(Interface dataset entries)

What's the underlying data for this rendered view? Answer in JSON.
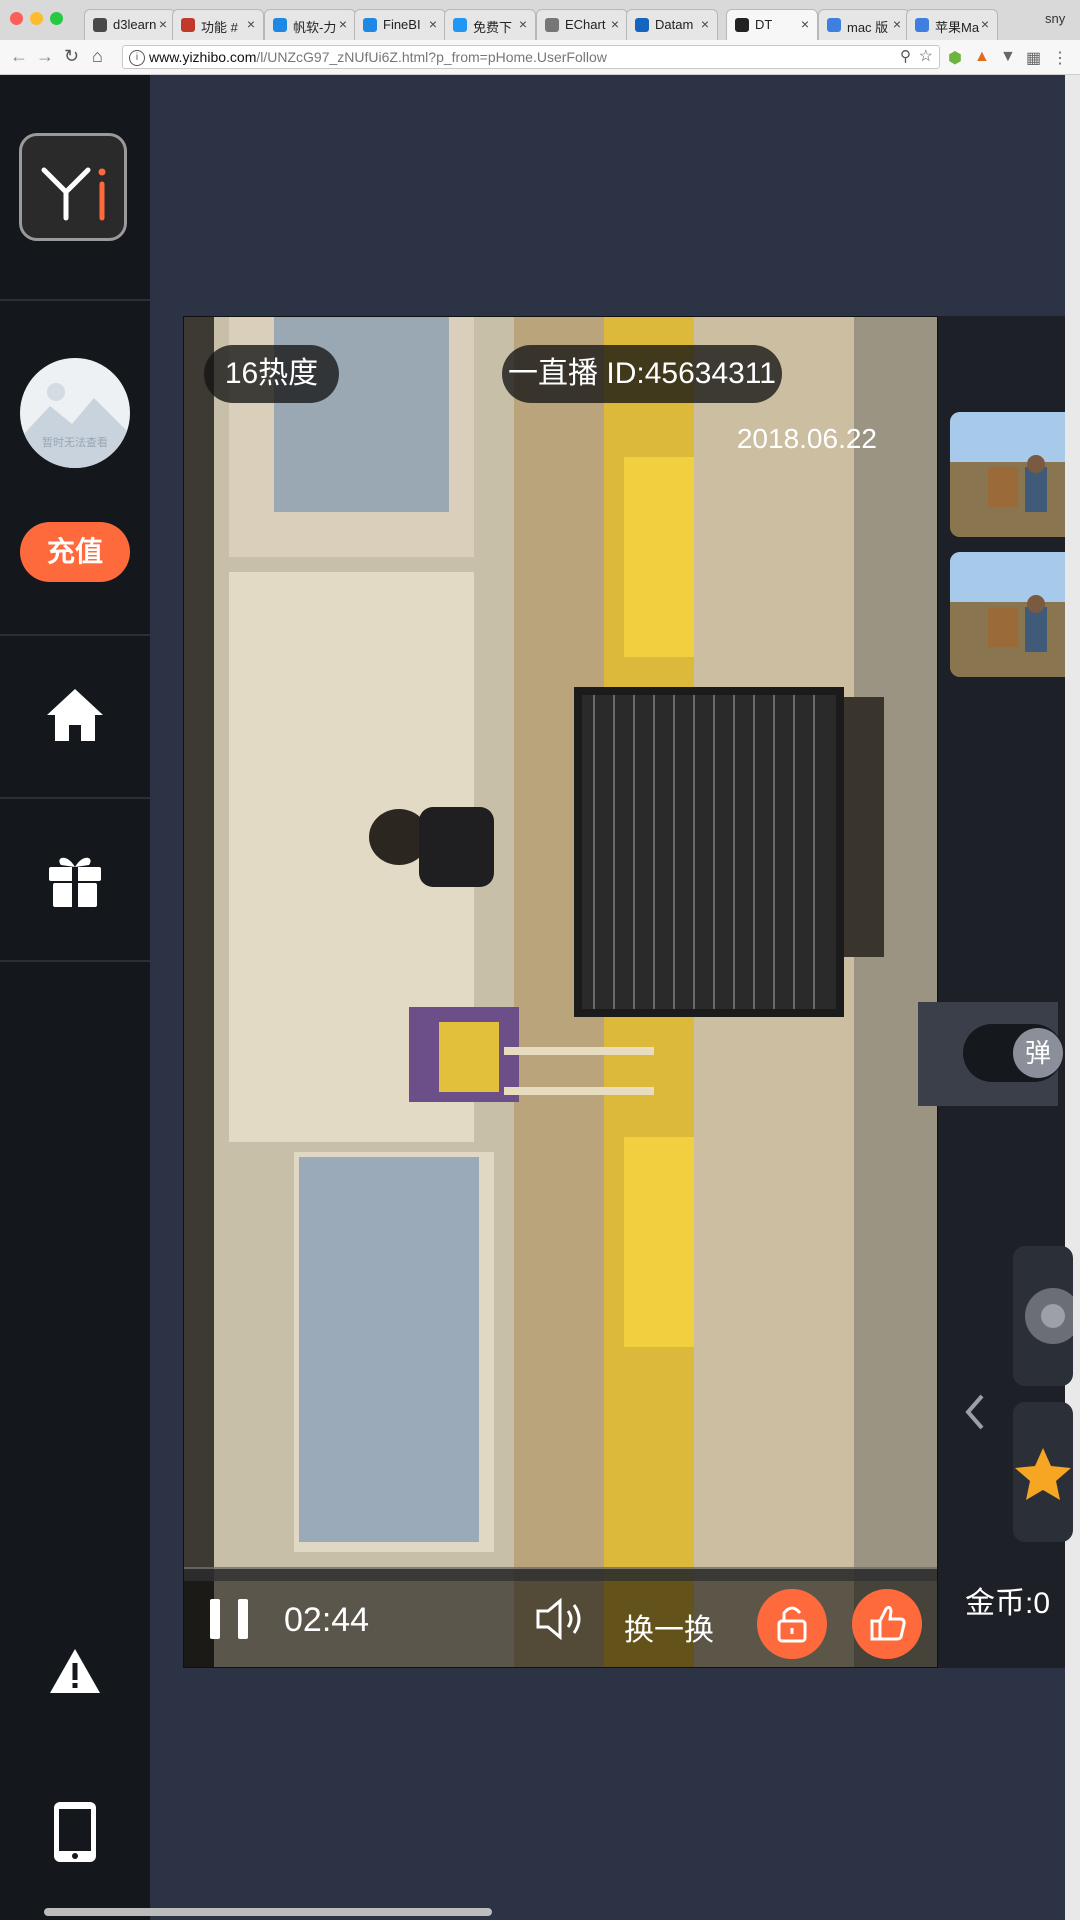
{
  "browser": {
    "tabs": [
      {
        "label": "d3learn",
        "favicon_color": "#4a4a4a"
      },
      {
        "label": "功能 #",
        "favicon_color": "#c0392b"
      },
      {
        "label": "帆软-力",
        "favicon_color": "#1e88e5"
      },
      {
        "label": "FineBI",
        "favicon_color": "#1e88e5"
      },
      {
        "label": "免费下",
        "favicon_color": "#2196f3"
      },
      {
        "label": "EChart",
        "favicon_color": "#777777"
      },
      {
        "label": "Datam",
        "favicon_color": "#1565c0"
      },
      {
        "label": "DT",
        "favicon_color": "#222222"
      },
      {
        "label": "mac 版",
        "favicon_color": "#3f7fe0"
      },
      {
        "label": "苹果Ma",
        "favicon_color": "#3f7fe0"
      }
    ],
    "profile_label": "sny",
    "url_host": "www.yizhibo.com",
    "url_path": "/l/UNZcG97_zNUfUi6Z.html?p_from=pHome.UserFollow"
  },
  "nav": {
    "avatar_text": "暂时无法查看",
    "recharge_label": "充值",
    "icons": [
      "logo-icon",
      "home-icon",
      "gift-icon",
      "warning-icon",
      "phone-icon"
    ]
  },
  "player": {
    "heat_label": "16热度",
    "channel_label": "一直播 ID:45634311",
    "date": "2018.06.22",
    "time": "02:44",
    "swap_label": "换一换"
  },
  "side": {
    "danmu_label": "弹",
    "coins_label": "金币:0"
  },
  "colors": {
    "accent": "#ff6a3d",
    "nav_bg": "#14171c",
    "page_bg": "#2c3345"
  }
}
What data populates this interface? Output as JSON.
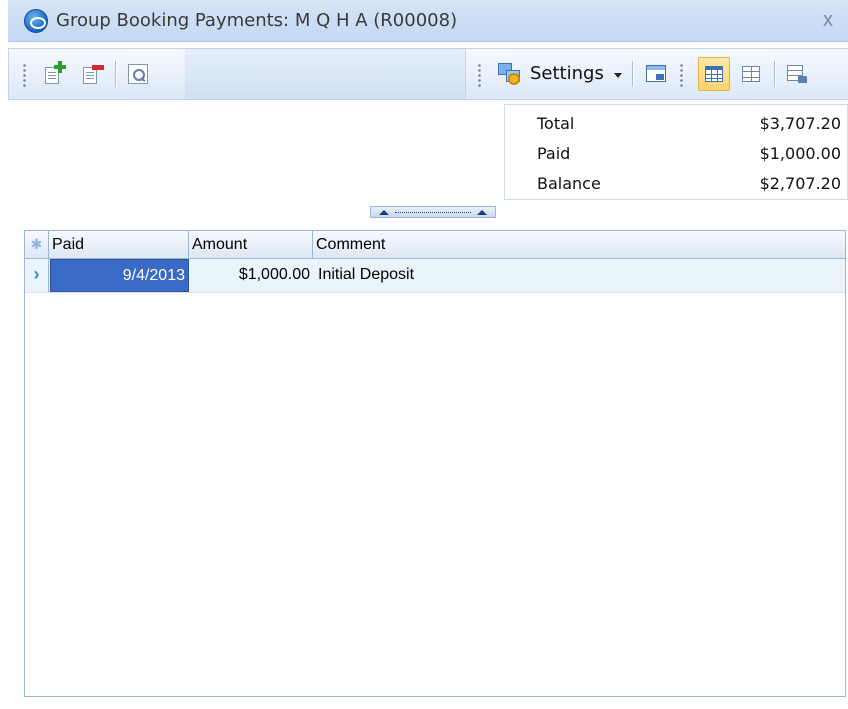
{
  "window": {
    "title": "Group Booking Payments: M Q H A (R00008)",
    "close_glyph": "x"
  },
  "toolbar": {
    "add_button": {
      "icon": "add-record-icon"
    },
    "delete_button": {
      "icon": "delete-record-icon"
    },
    "preview_button": {
      "icon": "preview-icon"
    },
    "settings_label": "Settings",
    "view_buttons": [
      {
        "icon": "window-icon"
      },
      {
        "icon": "grid-layout-icon",
        "active": true
      },
      {
        "icon": "columns-icon"
      },
      {
        "icon": "export-icon"
      }
    ]
  },
  "summary": {
    "rows": [
      {
        "label": "Total",
        "value": "$3,707.20"
      },
      {
        "label": "Paid",
        "value": "$1,000.00"
      },
      {
        "label": "Balance",
        "value": "$2,707.20"
      }
    ]
  },
  "grid": {
    "columns": [
      "Paid",
      "Amount",
      "Comment"
    ],
    "rows": [
      {
        "paid": "9/4/2013",
        "amount": "$1,000.00",
        "comment": "Initial Deposit"
      }
    ]
  },
  "colors": {
    "selection": "#3a6ac8",
    "row_background": "#e9f4fb",
    "toolbar_accent": "#ffd36b"
  }
}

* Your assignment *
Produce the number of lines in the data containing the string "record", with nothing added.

* Answer section *
2